START Task inputs
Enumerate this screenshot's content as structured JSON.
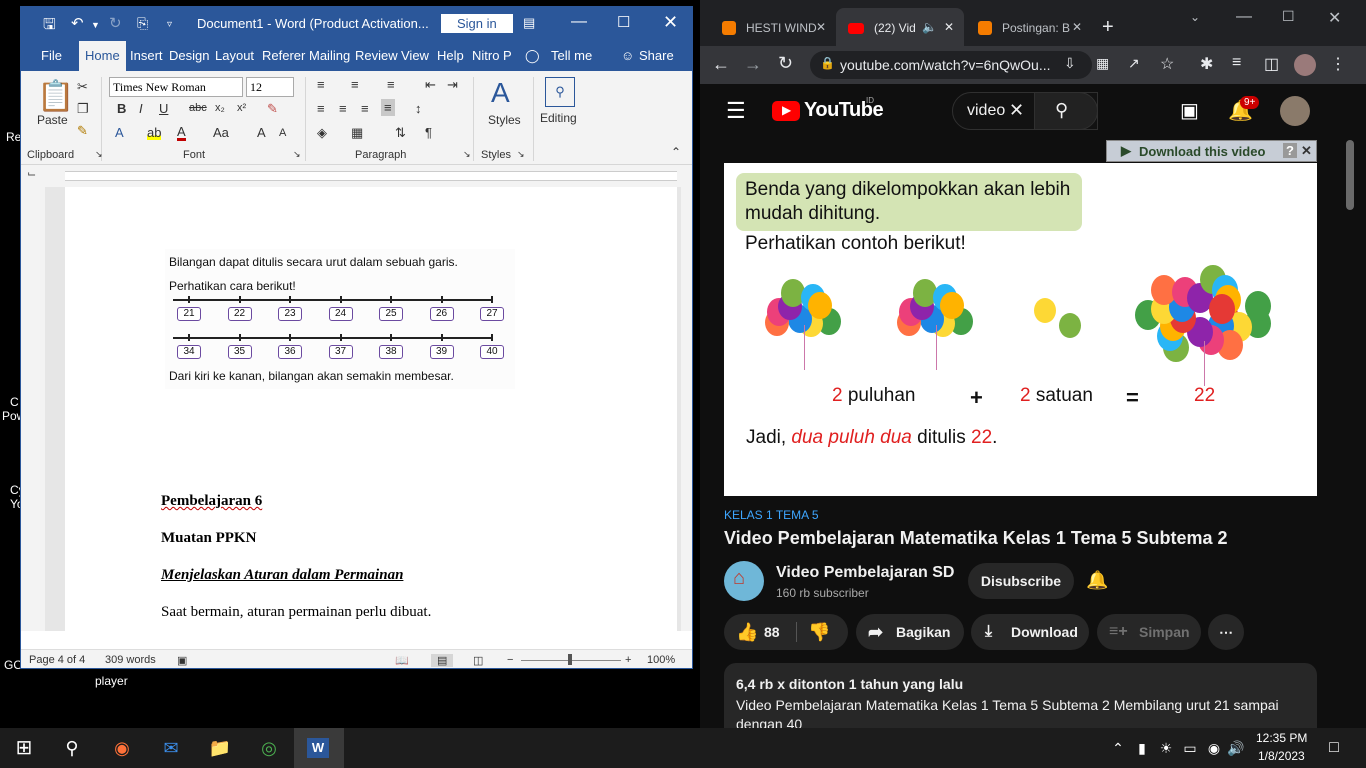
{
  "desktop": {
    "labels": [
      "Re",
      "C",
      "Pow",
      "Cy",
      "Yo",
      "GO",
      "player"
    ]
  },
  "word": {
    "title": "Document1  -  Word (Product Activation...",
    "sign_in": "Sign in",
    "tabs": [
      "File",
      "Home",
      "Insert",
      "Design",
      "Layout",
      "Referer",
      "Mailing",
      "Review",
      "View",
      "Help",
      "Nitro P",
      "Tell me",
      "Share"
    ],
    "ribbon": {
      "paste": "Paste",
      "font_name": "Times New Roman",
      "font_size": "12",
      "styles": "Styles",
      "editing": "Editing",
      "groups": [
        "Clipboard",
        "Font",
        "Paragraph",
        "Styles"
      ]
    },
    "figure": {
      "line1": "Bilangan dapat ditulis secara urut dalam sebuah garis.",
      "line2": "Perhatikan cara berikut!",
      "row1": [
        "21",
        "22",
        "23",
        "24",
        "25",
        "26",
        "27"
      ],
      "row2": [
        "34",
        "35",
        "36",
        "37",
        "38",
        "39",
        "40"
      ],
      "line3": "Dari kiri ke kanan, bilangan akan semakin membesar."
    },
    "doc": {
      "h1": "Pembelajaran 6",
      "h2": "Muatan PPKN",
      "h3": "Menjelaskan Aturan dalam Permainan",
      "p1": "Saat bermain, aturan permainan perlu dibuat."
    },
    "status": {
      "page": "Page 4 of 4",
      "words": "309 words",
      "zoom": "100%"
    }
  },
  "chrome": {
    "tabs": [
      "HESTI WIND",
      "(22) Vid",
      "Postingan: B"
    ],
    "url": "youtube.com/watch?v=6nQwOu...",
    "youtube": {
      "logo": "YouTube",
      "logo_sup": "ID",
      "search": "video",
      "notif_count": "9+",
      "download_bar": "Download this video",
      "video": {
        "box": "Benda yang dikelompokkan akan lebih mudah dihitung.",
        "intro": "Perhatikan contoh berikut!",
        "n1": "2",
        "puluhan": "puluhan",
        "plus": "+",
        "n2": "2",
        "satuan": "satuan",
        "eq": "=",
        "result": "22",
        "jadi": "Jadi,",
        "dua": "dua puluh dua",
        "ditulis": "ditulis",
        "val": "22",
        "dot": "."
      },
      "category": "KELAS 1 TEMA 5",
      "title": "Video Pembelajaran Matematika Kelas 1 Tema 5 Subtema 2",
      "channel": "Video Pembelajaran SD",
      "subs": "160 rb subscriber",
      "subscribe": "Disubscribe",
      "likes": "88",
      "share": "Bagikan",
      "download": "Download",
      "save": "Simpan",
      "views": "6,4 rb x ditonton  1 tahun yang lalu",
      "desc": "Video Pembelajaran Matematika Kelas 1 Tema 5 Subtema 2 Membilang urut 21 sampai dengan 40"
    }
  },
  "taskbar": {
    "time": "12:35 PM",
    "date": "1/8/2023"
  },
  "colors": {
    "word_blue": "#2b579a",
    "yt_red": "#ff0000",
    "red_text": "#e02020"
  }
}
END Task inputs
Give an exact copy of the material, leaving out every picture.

Enumerate this screenshot's content as structured JSON.
{
  "desktop": {
    "labels": [
      "Re",
      "C",
      "Pow",
      "Cy",
      "Yo",
      "GO",
      "player"
    ]
  },
  "word": {
    "title": "Document1  -  Word (Product Activation...",
    "sign_in": "Sign in",
    "tabs": [
      "File",
      "Home",
      "Insert",
      "Design",
      "Layout",
      "Referer",
      "Mailing",
      "Review",
      "View",
      "Help",
      "Nitro P",
      "Tell me",
      "Share"
    ],
    "ribbon": {
      "paste": "Paste",
      "font_name": "Times New Roman",
      "font_size": "12",
      "styles": "Styles",
      "editing": "Editing",
      "groups": [
        "Clipboard",
        "Font",
        "Paragraph",
        "Styles"
      ]
    },
    "figure": {
      "line1": "Bilangan dapat ditulis secara urut dalam sebuah garis.",
      "line2": "Perhatikan cara berikut!",
      "row1": [
        "21",
        "22",
        "23",
        "24",
        "25",
        "26",
        "27"
      ],
      "row2": [
        "34",
        "35",
        "36",
        "37",
        "38",
        "39",
        "40"
      ],
      "line3": "Dari kiri ke kanan, bilangan akan semakin membesar."
    },
    "doc": {
      "h1": "Pembelajaran 6",
      "h2": "Muatan PPKN",
      "h3": "Menjelaskan Aturan dalam Permainan",
      "p1": "Saat bermain, aturan permainan perlu dibuat."
    },
    "status": {
      "page": "Page 4 of 4",
      "words": "309 words",
      "zoom": "100%"
    }
  },
  "chrome": {
    "tabs": [
      "HESTI WIND",
      "(22) Vid",
      "Postingan: B"
    ],
    "url": "youtube.com/watch?v=6nQwOu...",
    "youtube": {
      "logo": "YouTube",
      "logo_sup": "ID",
      "search": "video",
      "notif_count": "9+",
      "download_bar": "Download this video",
      "video": {
        "box": "Benda yang dikelompokkan akan lebih mudah dihitung.",
        "intro": "Perhatikan contoh berikut!",
        "n1": "2",
        "puluhan": "puluhan",
        "plus": "+",
        "n2": "2",
        "satuan": "satuan",
        "eq": "=",
        "result": "22",
        "jadi": "Jadi,",
        "dua": "dua puluh dua",
        "ditulis": "ditulis",
        "val": "22",
        "dot": "."
      },
      "category": "KELAS 1 TEMA 5",
      "title": "Video Pembelajaran Matematika Kelas 1 Tema 5 Subtema 2",
      "channel": "Video Pembelajaran SD",
      "subs": "160 rb subscriber",
      "subscribe": "Disubscribe",
      "likes": "88",
      "share": "Bagikan",
      "download": "Download",
      "save": "Simpan",
      "views": "6,4 rb x ditonton  1 tahun yang lalu",
      "desc": "Video Pembelajaran Matematika Kelas 1 Tema 5 Subtema 2 Membilang urut 21 sampai dengan 40"
    }
  },
  "taskbar": {
    "time": "12:35 PM",
    "date": "1/8/2023"
  },
  "colors": {
    "word_blue": "#2b579a",
    "yt_red": "#ff0000",
    "red_text": "#e02020"
  }
}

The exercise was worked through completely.